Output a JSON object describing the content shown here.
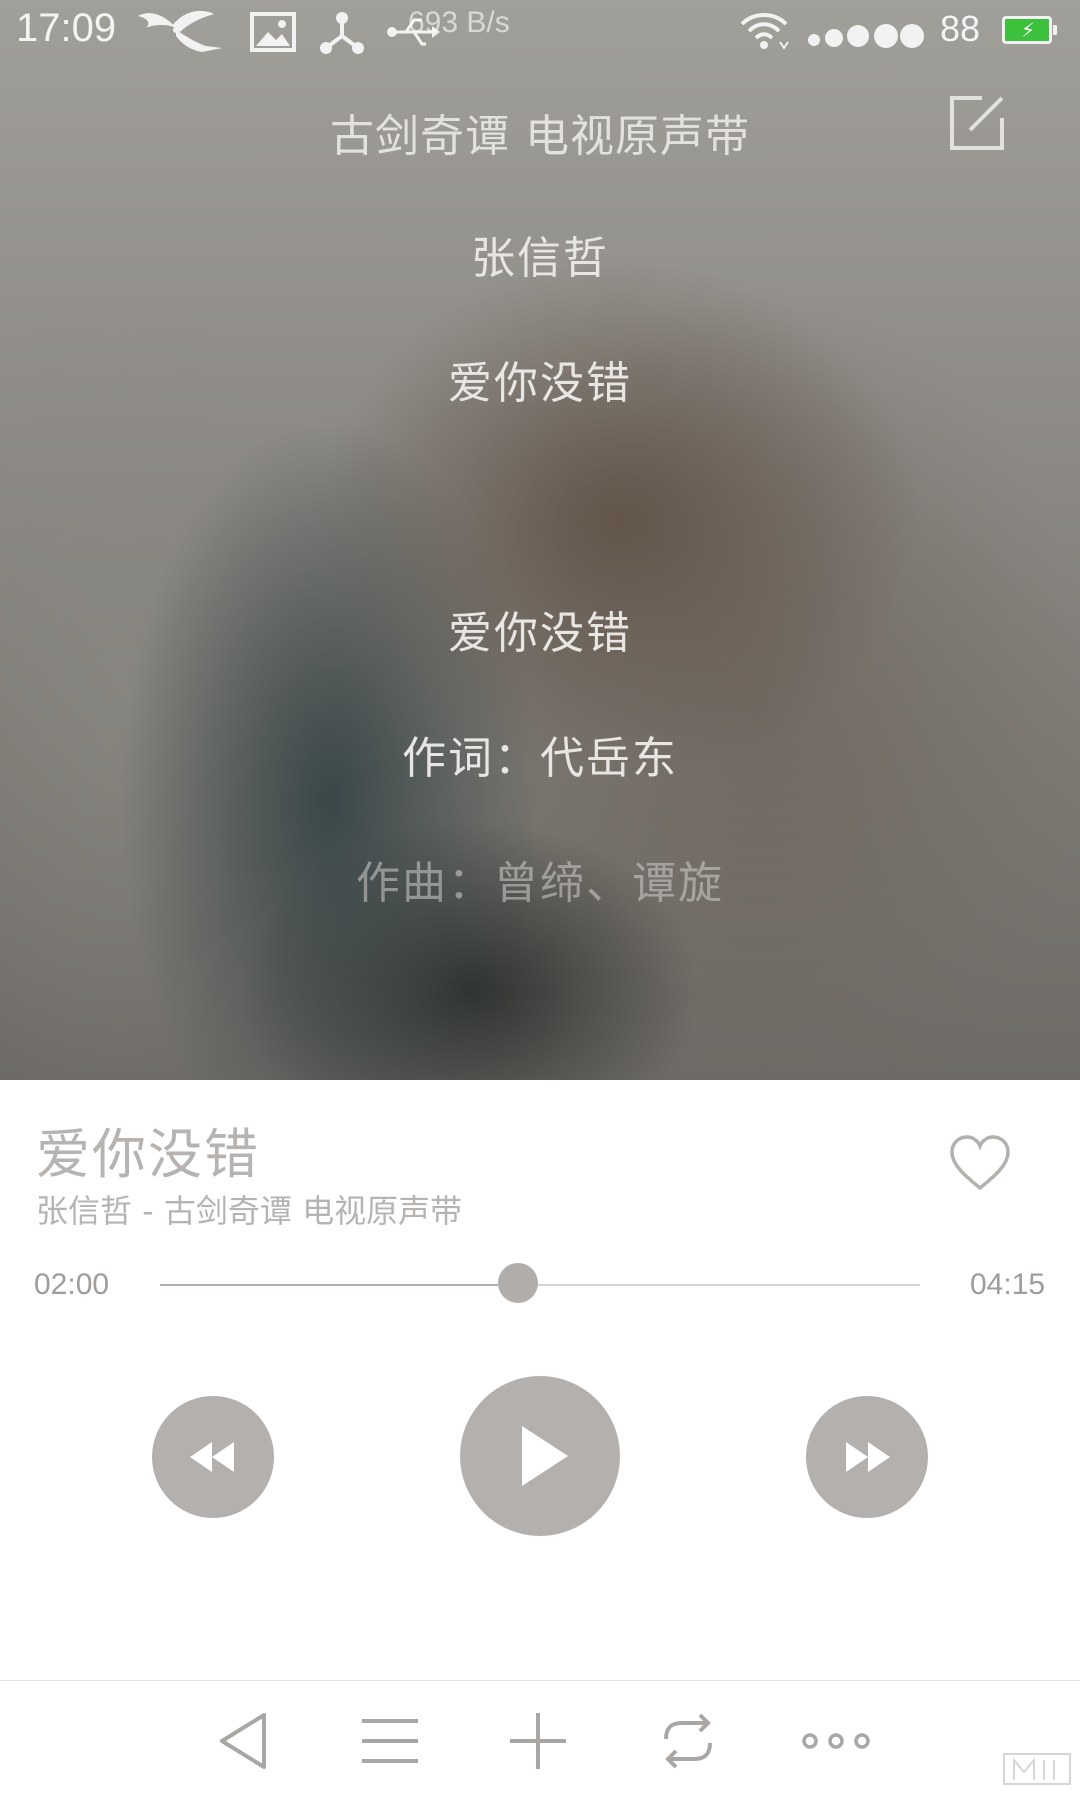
{
  "status_bar": {
    "time": "17:09",
    "net_speed": "693 B/s",
    "battery_level": "88",
    "battery_color": "#3bc13b",
    "icons": [
      "fairy-notification-icon",
      "image-icon",
      "share-hub-icon",
      "usb-icon",
      "wifi-icon",
      "signal-dots-icon",
      "battery-charging-icon"
    ]
  },
  "header": {
    "album_title": "古剑奇谭 电视原声带",
    "edit_icon": "edit-icon"
  },
  "lyrics": {
    "lines": [
      "张信哲",
      "爱你没错",
      "爱你没错",
      "作词：代岳东",
      "作曲：曾缔、谭旋"
    ]
  },
  "song": {
    "title": "爱你没错",
    "subtitle": "张信哲 - 古剑奇谭 电视原声带",
    "favorite_icon": "heart-outline-icon"
  },
  "progress": {
    "current": "02:00",
    "total": "04:15",
    "fraction": 0.471
  },
  "controls": {
    "prev_icon": "rewind-icon",
    "play_icon": "play-icon",
    "next_icon": "fast-forward-icon"
  },
  "bottom_nav": {
    "icons": [
      "back-triangle-icon",
      "playlist-menu-icon",
      "add-icon",
      "repeat-icon",
      "more-dots-icon"
    ]
  },
  "colors": {
    "control_fill": "#b3b0ad",
    "title_gray": "#b7b3b0",
    "icon_gray": "#a9a6a3"
  }
}
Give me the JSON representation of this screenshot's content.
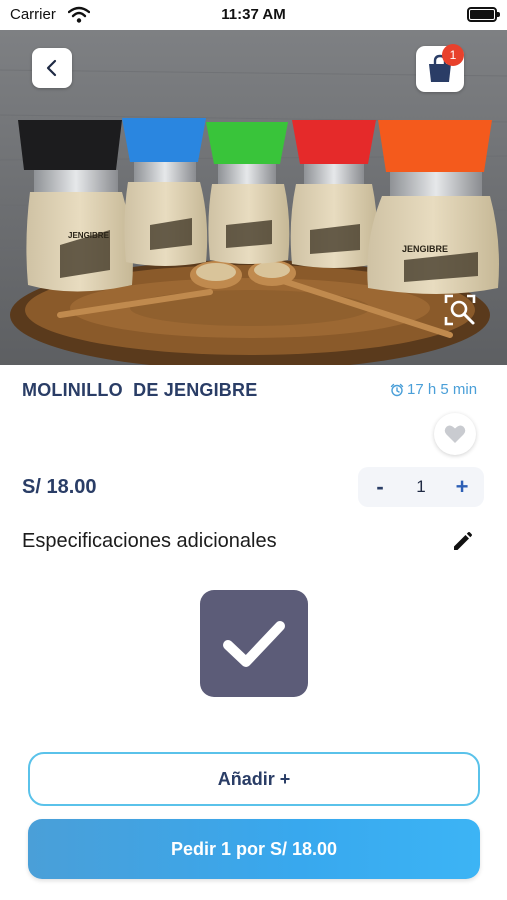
{
  "status_bar": {
    "carrier": "Carrier",
    "time": "11:37 AM"
  },
  "header": {
    "back_icon": "chevron-left-icon",
    "cart_icon": "shopping-bag-icon",
    "cart_count": "1",
    "zoom_icon": "zoom-search-icon"
  },
  "product": {
    "name": "MOLINILLO  DE JENGIBRE",
    "timer": "17 h 5 min",
    "timer_icon": "alarm-clock-icon",
    "favorite_icon": "heart-icon",
    "price": "S/ 18.00",
    "image_labels": {
      "jar_label_left": "JENGIBRE",
      "jar_label_right": "JENGIBRE"
    }
  },
  "quantity": {
    "minus": "-",
    "value": "1",
    "plus": "+"
  },
  "specs": {
    "label": "Especificaciones adicionales",
    "edit_icon": "pencil-icon"
  },
  "checkbox": {
    "checked": true,
    "icon": "checkmark-icon"
  },
  "actions": {
    "add_label": "Añadir +",
    "order_label": "Pedir 1 por S/ 18.00"
  },
  "colors": {
    "primary_text": "#2a3d66",
    "accent_blue": "#4a9fd8",
    "badge_red": "#e8412c",
    "check_bg": "#5c5c78"
  }
}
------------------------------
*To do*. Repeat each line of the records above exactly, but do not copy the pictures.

*Solution to this problem*.
Output a JSON object describing the content shown here.
{
  "status_bar": {
    "time": "17:09",
    "net_speed": "693 B/s",
    "battery_level": "88",
    "battery_color": "#3bc13b",
    "icons": [
      "fairy-notification-icon",
      "image-icon",
      "share-hub-icon",
      "usb-icon",
      "wifi-icon",
      "signal-dots-icon",
      "battery-charging-icon"
    ]
  },
  "header": {
    "album_title": "古剑奇谭 电视原声带",
    "edit_icon": "edit-icon"
  },
  "lyrics": {
    "lines": [
      "张信哲",
      "爱你没错",
      "爱你没错",
      "作词：代岳东",
      "作曲：曾缔、谭旋"
    ]
  },
  "song": {
    "title": "爱你没错",
    "subtitle": "张信哲 - 古剑奇谭 电视原声带",
    "favorite_icon": "heart-outline-icon"
  },
  "progress": {
    "current": "02:00",
    "total": "04:15",
    "fraction": 0.471
  },
  "controls": {
    "prev_icon": "rewind-icon",
    "play_icon": "play-icon",
    "next_icon": "fast-forward-icon"
  },
  "bottom_nav": {
    "icons": [
      "back-triangle-icon",
      "playlist-menu-icon",
      "add-icon",
      "repeat-icon",
      "more-dots-icon"
    ]
  },
  "colors": {
    "control_fill": "#b3b0ad",
    "title_gray": "#b7b3b0",
    "icon_gray": "#a9a6a3"
  }
}
Give me the JSON representation of this screenshot's content.
{
  "status_bar": {
    "carrier": "Carrier",
    "time": "11:37 AM"
  },
  "header": {
    "back_icon": "chevron-left-icon",
    "cart_icon": "shopping-bag-icon",
    "cart_count": "1",
    "zoom_icon": "zoom-search-icon"
  },
  "product": {
    "name": "MOLINILLO  DE JENGIBRE",
    "timer": "17 h 5 min",
    "timer_icon": "alarm-clock-icon",
    "favorite_icon": "heart-icon",
    "price": "S/ 18.00",
    "image_labels": {
      "jar_label_left": "JENGIBRE",
      "jar_label_right": "JENGIBRE"
    }
  },
  "quantity": {
    "minus": "-",
    "value": "1",
    "plus": "+"
  },
  "specs": {
    "label": "Especificaciones adicionales",
    "edit_icon": "pencil-icon"
  },
  "checkbox": {
    "checked": true,
    "icon": "checkmark-icon"
  },
  "actions": {
    "add_label": "Añadir +",
    "order_label": "Pedir 1 por S/ 18.00"
  },
  "colors": {
    "primary_text": "#2a3d66",
    "accent_blue": "#4a9fd8",
    "badge_red": "#e8412c",
    "check_bg": "#5c5c78"
  }
}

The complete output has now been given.